Foreign governments should significantly subsidize the translation and publication of literary books from their languages into English. If France, for instance, designated as little as one million dollars annually for literary translations (translation costs, plus all the other expenses I’ve cited above), that would result in at least forty works—perhaps as many as sixty—of French literature being translated. And let’s assume the Germans, Italians, Swedes, Belgians, Spaniards (who have an interesting practice, I should point out, of awarding small translation subsidies that they then never pay for!), Portuguese, Austrians, Swiss, and Russians did the same; that would be 400 translations per year. And at that level of support and through marketing ingenuity made possible by that support, readership problems begin to diminish; there may never be an enormous readership for foreign literature in the United States, but five to ten thousand people starts to seem plausible, even if the books have to be given away to libraries and classrooms. And these numbers mean a total potential reading audience of two to four million each year.

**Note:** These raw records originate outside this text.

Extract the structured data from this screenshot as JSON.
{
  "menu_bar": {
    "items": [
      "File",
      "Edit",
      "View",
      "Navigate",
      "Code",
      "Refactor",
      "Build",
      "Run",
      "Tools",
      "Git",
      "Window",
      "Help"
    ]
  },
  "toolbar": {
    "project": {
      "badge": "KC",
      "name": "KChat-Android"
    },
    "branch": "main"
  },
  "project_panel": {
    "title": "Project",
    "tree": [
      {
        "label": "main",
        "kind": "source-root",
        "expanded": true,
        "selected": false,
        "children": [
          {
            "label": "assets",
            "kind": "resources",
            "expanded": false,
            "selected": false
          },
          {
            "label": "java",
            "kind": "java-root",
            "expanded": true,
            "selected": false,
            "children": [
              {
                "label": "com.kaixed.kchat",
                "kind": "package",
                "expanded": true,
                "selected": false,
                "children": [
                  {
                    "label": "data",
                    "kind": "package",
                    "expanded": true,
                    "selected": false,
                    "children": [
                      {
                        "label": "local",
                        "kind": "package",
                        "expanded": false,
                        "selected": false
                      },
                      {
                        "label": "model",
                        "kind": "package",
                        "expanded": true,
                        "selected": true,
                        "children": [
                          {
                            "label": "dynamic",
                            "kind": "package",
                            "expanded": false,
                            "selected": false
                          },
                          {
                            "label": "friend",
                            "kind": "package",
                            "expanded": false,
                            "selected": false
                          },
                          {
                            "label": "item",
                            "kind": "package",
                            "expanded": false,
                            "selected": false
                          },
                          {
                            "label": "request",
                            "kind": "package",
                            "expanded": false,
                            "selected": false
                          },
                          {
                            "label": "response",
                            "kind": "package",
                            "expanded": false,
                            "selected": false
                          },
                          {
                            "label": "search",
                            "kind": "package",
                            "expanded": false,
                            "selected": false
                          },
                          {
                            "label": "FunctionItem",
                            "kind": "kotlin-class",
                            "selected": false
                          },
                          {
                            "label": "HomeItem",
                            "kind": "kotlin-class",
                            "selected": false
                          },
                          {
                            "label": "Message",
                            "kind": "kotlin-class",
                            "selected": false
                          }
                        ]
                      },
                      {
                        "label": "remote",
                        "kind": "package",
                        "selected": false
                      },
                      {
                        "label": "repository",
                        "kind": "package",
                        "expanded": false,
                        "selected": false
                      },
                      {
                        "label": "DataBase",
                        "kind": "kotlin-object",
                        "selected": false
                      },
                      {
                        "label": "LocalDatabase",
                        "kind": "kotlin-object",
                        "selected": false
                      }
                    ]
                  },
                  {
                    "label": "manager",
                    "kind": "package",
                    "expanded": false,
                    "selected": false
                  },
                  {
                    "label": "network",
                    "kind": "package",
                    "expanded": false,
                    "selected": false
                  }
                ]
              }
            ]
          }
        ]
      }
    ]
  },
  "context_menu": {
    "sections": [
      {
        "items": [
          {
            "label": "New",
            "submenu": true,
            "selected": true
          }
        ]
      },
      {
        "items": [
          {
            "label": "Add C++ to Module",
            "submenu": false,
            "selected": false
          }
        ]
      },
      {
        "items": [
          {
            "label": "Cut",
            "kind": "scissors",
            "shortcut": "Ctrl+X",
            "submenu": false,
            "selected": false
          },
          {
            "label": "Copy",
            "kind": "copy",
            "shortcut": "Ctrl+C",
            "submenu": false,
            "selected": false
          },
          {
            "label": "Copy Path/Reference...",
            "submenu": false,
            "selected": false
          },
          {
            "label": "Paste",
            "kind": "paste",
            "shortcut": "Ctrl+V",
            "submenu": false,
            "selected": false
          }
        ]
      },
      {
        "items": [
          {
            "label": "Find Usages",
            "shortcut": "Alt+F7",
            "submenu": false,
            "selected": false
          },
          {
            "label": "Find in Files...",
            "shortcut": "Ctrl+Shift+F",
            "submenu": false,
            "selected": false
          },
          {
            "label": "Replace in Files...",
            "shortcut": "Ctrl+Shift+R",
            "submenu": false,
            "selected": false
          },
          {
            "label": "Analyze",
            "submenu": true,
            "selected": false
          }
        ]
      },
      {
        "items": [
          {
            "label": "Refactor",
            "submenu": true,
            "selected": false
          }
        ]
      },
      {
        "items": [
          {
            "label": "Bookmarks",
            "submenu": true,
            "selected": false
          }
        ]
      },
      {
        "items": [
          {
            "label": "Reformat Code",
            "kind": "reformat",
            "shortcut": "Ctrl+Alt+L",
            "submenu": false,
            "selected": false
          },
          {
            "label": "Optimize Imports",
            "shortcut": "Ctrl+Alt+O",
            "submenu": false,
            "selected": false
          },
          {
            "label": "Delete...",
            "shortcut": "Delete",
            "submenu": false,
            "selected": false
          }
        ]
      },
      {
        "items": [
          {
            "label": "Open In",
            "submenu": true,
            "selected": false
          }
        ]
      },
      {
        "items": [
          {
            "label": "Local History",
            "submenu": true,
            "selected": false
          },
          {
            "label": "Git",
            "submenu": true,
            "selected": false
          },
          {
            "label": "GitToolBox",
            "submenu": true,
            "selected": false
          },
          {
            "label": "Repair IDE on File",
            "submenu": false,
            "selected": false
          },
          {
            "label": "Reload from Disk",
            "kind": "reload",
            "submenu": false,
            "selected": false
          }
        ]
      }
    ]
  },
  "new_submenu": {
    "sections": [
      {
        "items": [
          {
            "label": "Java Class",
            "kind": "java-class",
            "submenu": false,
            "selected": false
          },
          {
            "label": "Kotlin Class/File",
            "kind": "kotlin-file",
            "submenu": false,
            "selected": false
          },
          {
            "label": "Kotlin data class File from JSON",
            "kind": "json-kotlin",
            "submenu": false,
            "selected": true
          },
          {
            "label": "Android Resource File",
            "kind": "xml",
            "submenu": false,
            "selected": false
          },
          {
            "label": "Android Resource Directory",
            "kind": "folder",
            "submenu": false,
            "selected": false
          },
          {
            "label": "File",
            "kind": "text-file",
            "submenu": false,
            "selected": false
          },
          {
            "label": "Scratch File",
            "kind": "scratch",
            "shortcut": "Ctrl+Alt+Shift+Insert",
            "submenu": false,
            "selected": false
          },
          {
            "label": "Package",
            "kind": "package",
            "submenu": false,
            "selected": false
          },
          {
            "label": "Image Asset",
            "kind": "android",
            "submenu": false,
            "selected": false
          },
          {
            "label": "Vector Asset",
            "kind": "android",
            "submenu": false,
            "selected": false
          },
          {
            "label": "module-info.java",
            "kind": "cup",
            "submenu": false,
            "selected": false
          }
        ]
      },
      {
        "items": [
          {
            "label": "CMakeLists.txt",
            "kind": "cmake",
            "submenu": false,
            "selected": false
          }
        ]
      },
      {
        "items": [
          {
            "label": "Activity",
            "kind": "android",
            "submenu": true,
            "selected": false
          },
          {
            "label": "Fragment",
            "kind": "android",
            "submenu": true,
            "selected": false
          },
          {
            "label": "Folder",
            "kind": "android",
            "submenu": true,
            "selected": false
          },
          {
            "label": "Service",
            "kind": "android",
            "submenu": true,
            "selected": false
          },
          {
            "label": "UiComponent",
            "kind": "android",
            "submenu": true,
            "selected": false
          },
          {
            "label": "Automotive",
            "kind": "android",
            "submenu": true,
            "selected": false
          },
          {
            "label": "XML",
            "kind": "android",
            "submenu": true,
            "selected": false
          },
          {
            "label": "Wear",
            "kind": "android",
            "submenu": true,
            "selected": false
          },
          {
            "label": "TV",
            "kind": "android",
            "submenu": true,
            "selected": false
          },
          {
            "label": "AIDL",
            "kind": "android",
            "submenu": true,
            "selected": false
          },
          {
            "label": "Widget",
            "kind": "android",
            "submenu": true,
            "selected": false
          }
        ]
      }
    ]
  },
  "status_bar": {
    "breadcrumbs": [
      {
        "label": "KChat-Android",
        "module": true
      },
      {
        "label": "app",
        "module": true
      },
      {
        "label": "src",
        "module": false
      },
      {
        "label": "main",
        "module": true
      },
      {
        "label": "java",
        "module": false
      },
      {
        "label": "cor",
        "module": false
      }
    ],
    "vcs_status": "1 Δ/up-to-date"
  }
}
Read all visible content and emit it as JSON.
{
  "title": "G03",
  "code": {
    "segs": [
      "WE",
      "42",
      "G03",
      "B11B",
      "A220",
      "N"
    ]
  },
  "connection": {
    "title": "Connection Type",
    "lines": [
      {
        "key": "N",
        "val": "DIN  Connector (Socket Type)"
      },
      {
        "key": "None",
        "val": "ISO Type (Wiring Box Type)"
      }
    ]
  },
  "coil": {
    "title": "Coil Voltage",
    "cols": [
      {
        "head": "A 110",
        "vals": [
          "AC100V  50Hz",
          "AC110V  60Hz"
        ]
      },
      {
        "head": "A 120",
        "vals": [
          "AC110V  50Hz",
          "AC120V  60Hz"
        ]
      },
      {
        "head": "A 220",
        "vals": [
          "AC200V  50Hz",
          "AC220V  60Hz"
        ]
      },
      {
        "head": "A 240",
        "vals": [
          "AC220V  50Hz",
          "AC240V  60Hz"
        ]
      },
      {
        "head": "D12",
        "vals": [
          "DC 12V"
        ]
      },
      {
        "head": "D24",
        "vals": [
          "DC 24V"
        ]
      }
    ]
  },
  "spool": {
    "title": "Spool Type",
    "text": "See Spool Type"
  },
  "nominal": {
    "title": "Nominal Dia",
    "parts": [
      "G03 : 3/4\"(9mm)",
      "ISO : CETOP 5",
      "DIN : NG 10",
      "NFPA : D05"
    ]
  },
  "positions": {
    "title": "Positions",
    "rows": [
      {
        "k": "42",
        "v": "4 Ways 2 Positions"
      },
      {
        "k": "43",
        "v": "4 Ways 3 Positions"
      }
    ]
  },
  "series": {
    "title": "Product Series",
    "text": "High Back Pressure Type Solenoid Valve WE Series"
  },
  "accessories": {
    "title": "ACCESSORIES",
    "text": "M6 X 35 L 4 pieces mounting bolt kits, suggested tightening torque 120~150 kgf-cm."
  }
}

But not only don’t foreign governments like this solution, they do not even like helping an American publisher or editor travel to their countries to find books to be translated. A strange national pride seems to emerge when such requests are made, and the national pride dictates that Americans should be humbled by the opportunity to spend a few thousand dollars to travel to their countries in order to find books on which they can then lose thousands and thousands of more dollars. In short, foreign government officials, as well as publishers, have made an art out of moaning, and this moan apparently for them takes the place of the literary art that never makes its way to the United States.
(Via Mildly Malevolent.)